Philip Hensher eloquently defended fiction in The Independent. I don't think this is anything ya'll don't know, but it's well-written and I like it when people talk about why fiction is compelling and useful.
British author Jen Campbell tracks weird things customers say in bookshops. There are several posts full of quotes and all of them are hilarious. She's announced a book deal, and other booksellers can contribute. Timely:
Customer: Which was the first Harry Potter book?
Me: The Philosopher's Stone.
Customer: And the second?
Me: The Chamber of Secrets.
Customer: I'll take The Chamber of Secrets. I don't want The Philosopher's Stone.
Me: Have you already read that one?
Customer: No, but with series of books I always find they take a while to really get going. I don't want to waste my time with the useless introductory stuff at the beginning.
Me: The story in Harry Potter actually starts right away. Personally, I do recommend that you start with the first book – and it's very good.
Customer: Are you working on commission?
Customer: Right. How many books are there in total?

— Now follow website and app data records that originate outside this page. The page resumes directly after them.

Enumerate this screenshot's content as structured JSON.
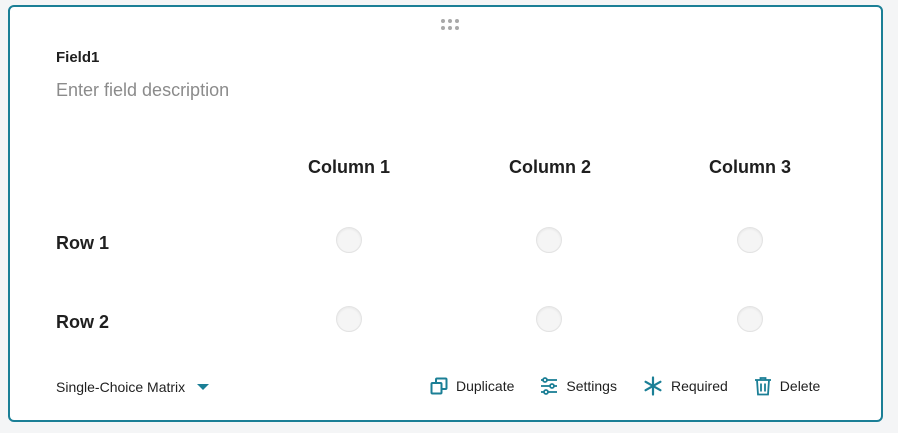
{
  "field": {
    "title": "Field1",
    "description_placeholder": "Enter field description"
  },
  "matrix": {
    "columns": [
      "Column 1",
      "Column 2",
      "Column 3"
    ],
    "rows": [
      "Row 1",
      "Row 2"
    ]
  },
  "footer": {
    "field_type": "Single-Choice Matrix",
    "actions": [
      {
        "label": "Duplicate",
        "icon": "duplicate-icon"
      },
      {
        "label": "Settings",
        "icon": "settings-sliders-icon"
      },
      {
        "label": "Required",
        "icon": "asterisk-icon"
      },
      {
        "label": "Delete",
        "icon": "trash-icon"
      }
    ]
  },
  "colors": {
    "accent": "#1b7f96",
    "border": "#1b7f96",
    "placeholder": "#8b8b8b"
  }
}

Customer: Exactly. I'm not going to waste my money on the first book when there are so many others to buy. I'll take the second one.

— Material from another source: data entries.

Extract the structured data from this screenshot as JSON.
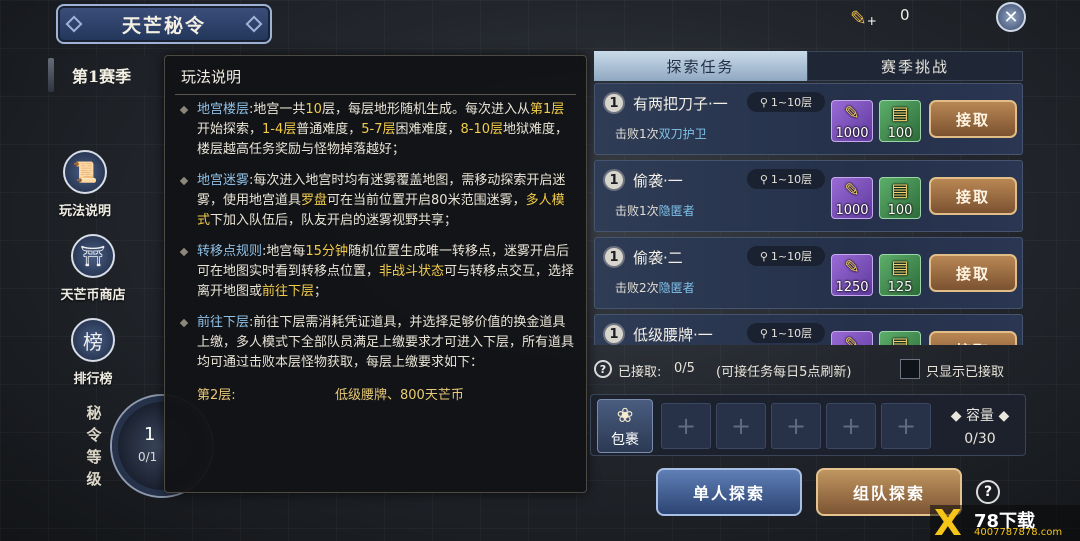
{
  "header": {
    "title": "天芒秘令",
    "currency_value": "0"
  },
  "sidebar": {
    "season": "第1赛季",
    "buttons": [
      {
        "label": "玩法说明",
        "icon": "scroll-icon"
      },
      {
        "label": "天芒币商店",
        "icon": "shop-icon"
      },
      {
        "label": "排行榜",
        "icon": "rank-icon"
      }
    ],
    "vertical_label": [
      "秘",
      "令",
      "等",
      "级"
    ],
    "ring_text": [
      "1",
      "0/1"
    ]
  },
  "rules": {
    "title": "玩法说明",
    "p1": {
      "k": "地宫楼层",
      "a": ":地宫一共",
      "n10": "10",
      "b": "层，每层地形随机生成。每次进入从",
      "f1": "第1层",
      "c": "开始探索，",
      "f14": "1-4层",
      "d": "普通难度，",
      "f57": "5-7层",
      "e": "困难难度，",
      "f810": "8-10层",
      "f": "地狱难度，楼层越高任务奖励与怪物掉落越好；"
    },
    "p2": {
      "k": "地宫迷雾",
      "a": ":每次进入地宫时均有迷雾覆盖地图，需移动探索开启迷雾，使用地宫道具",
      "y1": "罗盘",
      "b": "可在当前位置开启80米范围迷雾，",
      "y2": "多人模式",
      "c": "下加入队伍后，队友开启的迷雾视野共享；"
    },
    "p3": {
      "k": "转移点规则",
      "a": ":地宫每",
      "y1": "15分钟",
      "b": "随机位置生成唯一转移点，迷雾开启后可在地图实时看到转移点位置，",
      "y2": "非战斗状态",
      "c": "可与转移点交互，选择离开地图或",
      "y3": "前往下层",
      "d": "；"
    },
    "p4": {
      "k": "前往下层",
      "a": ":前往下层需消耗凭证道具，并选择足够价值的换金道具上缴，多人模式下全部队员满足上缴要求才可进入下层，所有道具均可通过击败本层怪物获取，每层上缴要求如下："
    },
    "floor_row": {
      "left": "第2层:",
      "right": "低级腰牌、800天芒币"
    }
  },
  "tabs": {
    "active": "探索任务",
    "inactive": "赛季挑战"
  },
  "quests": [
    {
      "num": "1",
      "name": "有两把刀子·一",
      "level": "1~10层",
      "desc_a": "击败1次",
      "desc_b": "双刀护卫",
      "r1": "1000",
      "r2": "100",
      "claim": "接取"
    },
    {
      "num": "1",
      "name": "偷袭·一",
      "level": "1~10层",
      "desc_a": "击败1次",
      "desc_b": "隐匿者",
      "r1": "1000",
      "r2": "100",
      "claim": "接取"
    },
    {
      "num": "1",
      "name": "偷袭·二",
      "level": "1~10层",
      "desc_a": "击败2次",
      "desc_b": "隐匿者",
      "r1": "1250",
      "r2": "125",
      "claim": "接取"
    },
    {
      "num": "1",
      "name": "低级腰牌·一",
      "level": "1~10层",
      "desc_a": "",
      "desc_b": "",
      "r1": "",
      "r2": "",
      "claim": "接取"
    }
  ],
  "status": {
    "accepted_label": "已接取:",
    "accepted_value": "0/5",
    "refresh_note": "(可接任务每日5点刷新)",
    "only_show_label": "只显示已接取"
  },
  "bag": {
    "label": "包裹",
    "capacity_label": "容量",
    "capacity_value": "0/30"
  },
  "buttons": {
    "solo": "单人探索",
    "team": "组队探索"
  },
  "watermark": {
    "brand": "78下载",
    "url": "4007787878.com"
  },
  "colors": {
    "highlight_yellow": "#f2cc4a",
    "keyword_blue": "#8fc0e6",
    "tab_active": "#b7cde0",
    "claim_gold": "#a9784a"
  }
}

Me: If you're sure.
One week later, the customer returns
Me: Hi, did you want to buy a copy of The Prisoner of Azkaban?
Customer: What's that?
Me: It's the book after The Chamber of Secrets.

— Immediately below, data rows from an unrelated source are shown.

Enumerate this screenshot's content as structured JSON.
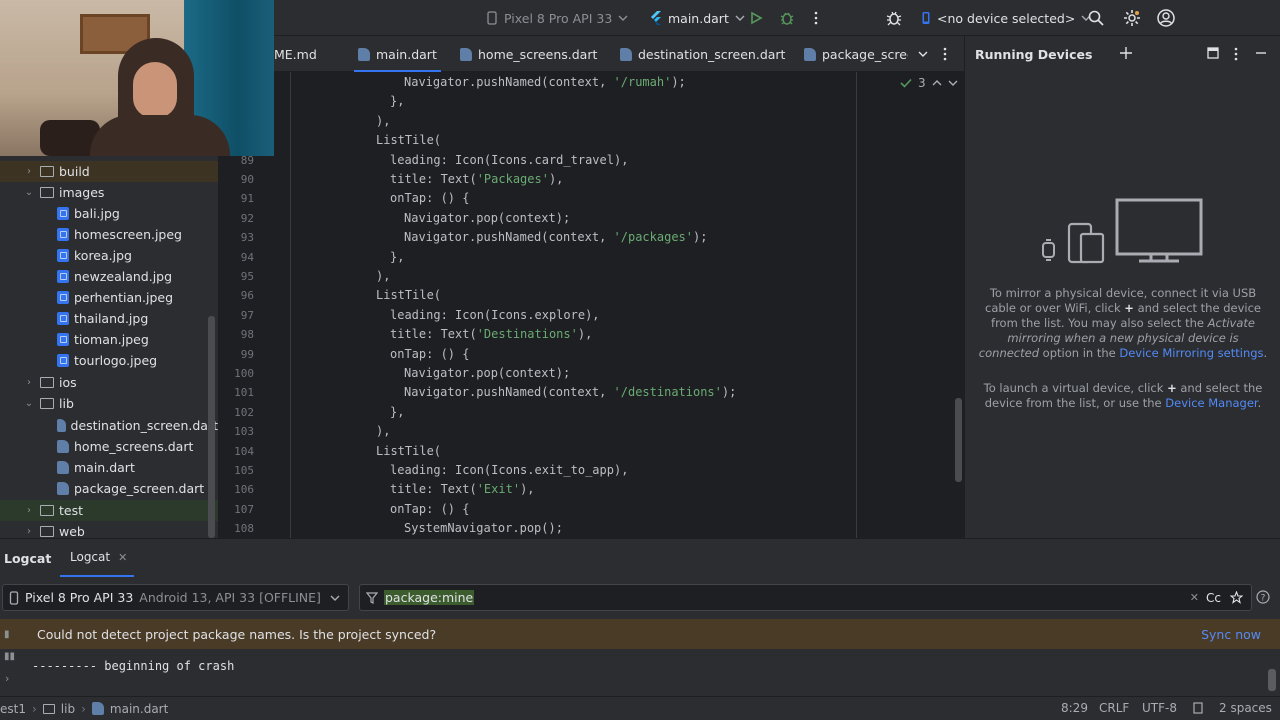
{
  "toolbar": {
    "device_config": "Pixel 8 Pro API 33",
    "run_config": "main.dart",
    "device_selector": "<no device selected>"
  },
  "tabs": [
    {
      "label": "ME.md"
    },
    {
      "label": "main.dart"
    },
    {
      "label": "home_screens.dart"
    },
    {
      "label": "destination_screen.dart"
    },
    {
      "label": "package_screen"
    }
  ],
  "project_tree": [
    {
      "label": "build",
      "kind": "folder",
      "expanded": false
    },
    {
      "label": "images",
      "kind": "folder",
      "expanded": true
    },
    {
      "label": "bali.jpg",
      "kind": "image"
    },
    {
      "label": "homescreen.jpeg",
      "kind": "image"
    },
    {
      "label": "korea.jpg",
      "kind": "image"
    },
    {
      "label": "newzealand.jpg",
      "kind": "image"
    },
    {
      "label": "perhentian.jpeg",
      "kind": "image"
    },
    {
      "label": "thailand.jpg",
      "kind": "image"
    },
    {
      "label": "tioman.jpeg",
      "kind": "image"
    },
    {
      "label": "tourlogo.jpeg",
      "kind": "image"
    },
    {
      "label": "ios",
      "kind": "folder",
      "expanded": false
    },
    {
      "label": "lib",
      "kind": "folder",
      "expanded": true
    },
    {
      "label": "destination_screen.dart",
      "kind": "dart"
    },
    {
      "label": "home_screens.dart",
      "kind": "dart"
    },
    {
      "label": "main.dart",
      "kind": "dart"
    },
    {
      "label": "package_screen.dart",
      "kind": "dart"
    },
    {
      "label": "test",
      "kind": "folder",
      "expanded": false
    },
    {
      "label": "web",
      "kind": "folder",
      "expanded": false
    }
  ],
  "editor": {
    "inspection_count": "3",
    "lines": [
      {
        "n": "",
        "indent": 4,
        "parts": [
          [
            "Navigator.pushNamed(context, ",
            ""
          ],
          [
            "'/rumah'",
            "str"
          ],
          [
            ");",
            ""
          ]
        ]
      },
      {
        "n": "",
        "indent": 3,
        "parts": [
          [
            "},",
            ""
          ]
        ]
      },
      {
        "n": "",
        "indent": 2,
        "parts": [
          [
            "),",
            ""
          ]
        ]
      },
      {
        "n": "",
        "indent": 2,
        "parts": [
          [
            "ListTile(",
            ""
          ]
        ]
      },
      {
        "n": "89",
        "indent": 3,
        "parts": [
          [
            "leading: Icon(Icons.card_travel),",
            ""
          ]
        ]
      },
      {
        "n": "90",
        "indent": 3,
        "parts": [
          [
            "title: Text(",
            ""
          ],
          [
            "'Packages'",
            "str"
          ],
          [
            "),",
            ""
          ]
        ]
      },
      {
        "n": "91",
        "indent": 3,
        "parts": [
          [
            "onTap: () {",
            ""
          ]
        ]
      },
      {
        "n": "92",
        "indent": 4,
        "parts": [
          [
            "Navigator.pop(context);",
            ""
          ]
        ]
      },
      {
        "n": "93",
        "indent": 4,
        "parts": [
          [
            "Navigator.pushNamed(context, ",
            ""
          ],
          [
            "'/packages'",
            "str"
          ],
          [
            ");",
            ""
          ]
        ]
      },
      {
        "n": "94",
        "indent": 3,
        "parts": [
          [
            "},",
            ""
          ]
        ]
      },
      {
        "n": "95",
        "indent": 2,
        "parts": [
          [
            "),",
            ""
          ]
        ]
      },
      {
        "n": "96",
        "indent": 2,
        "parts": [
          [
            "ListTile(",
            ""
          ]
        ]
      },
      {
        "n": "97",
        "indent": 3,
        "parts": [
          [
            "leading: Icon(Icons.explore),",
            ""
          ]
        ]
      },
      {
        "n": "98",
        "indent": 3,
        "parts": [
          [
            "title: Text(",
            ""
          ],
          [
            "'Destinations'",
            "str"
          ],
          [
            "),",
            ""
          ]
        ]
      },
      {
        "n": "99",
        "indent": 3,
        "parts": [
          [
            "onTap: () {",
            ""
          ]
        ]
      },
      {
        "n": "100",
        "indent": 4,
        "parts": [
          [
            "Navigator.pop(context);",
            ""
          ]
        ]
      },
      {
        "n": "101",
        "indent": 4,
        "parts": [
          [
            "Navigator.pushNamed(context, ",
            ""
          ],
          [
            "'/destinations'",
            "str"
          ],
          [
            ");",
            ""
          ]
        ]
      },
      {
        "n": "102",
        "indent": 3,
        "parts": [
          [
            "},",
            ""
          ]
        ]
      },
      {
        "n": "103",
        "indent": 2,
        "parts": [
          [
            "),",
            ""
          ]
        ]
      },
      {
        "n": "104",
        "indent": 2,
        "parts": [
          [
            "ListTile(",
            ""
          ]
        ]
      },
      {
        "n": "105",
        "indent": 3,
        "parts": [
          [
            "leading: Icon(Icons.exit_to_app),",
            ""
          ]
        ]
      },
      {
        "n": "106",
        "indent": 3,
        "parts": [
          [
            "title: Text(",
            ""
          ],
          [
            "'Exit'",
            "str"
          ],
          [
            "),",
            ""
          ]
        ]
      },
      {
        "n": "107",
        "indent": 3,
        "parts": [
          [
            "onTap: () {",
            ""
          ]
        ]
      },
      {
        "n": "108",
        "indent": 4,
        "parts": [
          [
            "SystemNavigator.pop();",
            ""
          ]
        ]
      }
    ]
  },
  "running_devices": {
    "title": "Running Devices",
    "mirror_text_1": "To mirror a physical device, connect it via USB",
    "mirror_text_2": "cable or over WiFi, click",
    "mirror_text_3": "and select the device",
    "mirror_text_4": "from the list. You may also select the",
    "mirror_text_5": "Activate",
    "mirror_text_6": "mirroring when a new physical device is",
    "mirror_text_7": "connected",
    "mirror_text_8": "option in the",
    "mirror_link": "Device Mirroring settings",
    "virtual_text_1": "To launch a virtual device, click",
    "virtual_text_2": "and select the",
    "virtual_text_3": "device from the list, or use the",
    "virtual_link": "Device Manager"
  },
  "logcat": {
    "tab_title": "Logcat",
    "tab_label": "Logcat",
    "device": "Pixel 8 Pro API 33",
    "device_detail": "Android 13, API 33 [OFFLINE]",
    "filter": "package:mine",
    "case_toggle": "Cc",
    "warning": "Could not detect project package names. Is the project synced?",
    "sync_now": "Sync now",
    "log_line": "--------- beginning of crash"
  },
  "status_bar": {
    "breadcrumb": [
      "est1",
      "lib",
      "main.dart"
    ],
    "position": "8:29",
    "line_separator": "CRLF",
    "encoding": "UTF-8",
    "indent": "2 spaces"
  },
  "colors": {
    "accent": "#3574f0",
    "string": "#6aab73",
    "run_green": "#57965c",
    "warning_bg": "#4a3b26",
    "link": "#548af7"
  }
}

Customer: Oh, no, definitely not. I found that book far too confusing. I ask you, how are children supposed to understand it if I can't? I mean, who the heck is that Voldemort guy anyway? No. I'm not going to bother with the rest.
Me: ... right.
Finally, I just learned about KidLitCon from Jen Robinson's Book Page. Fellow bloggers might want to check it out.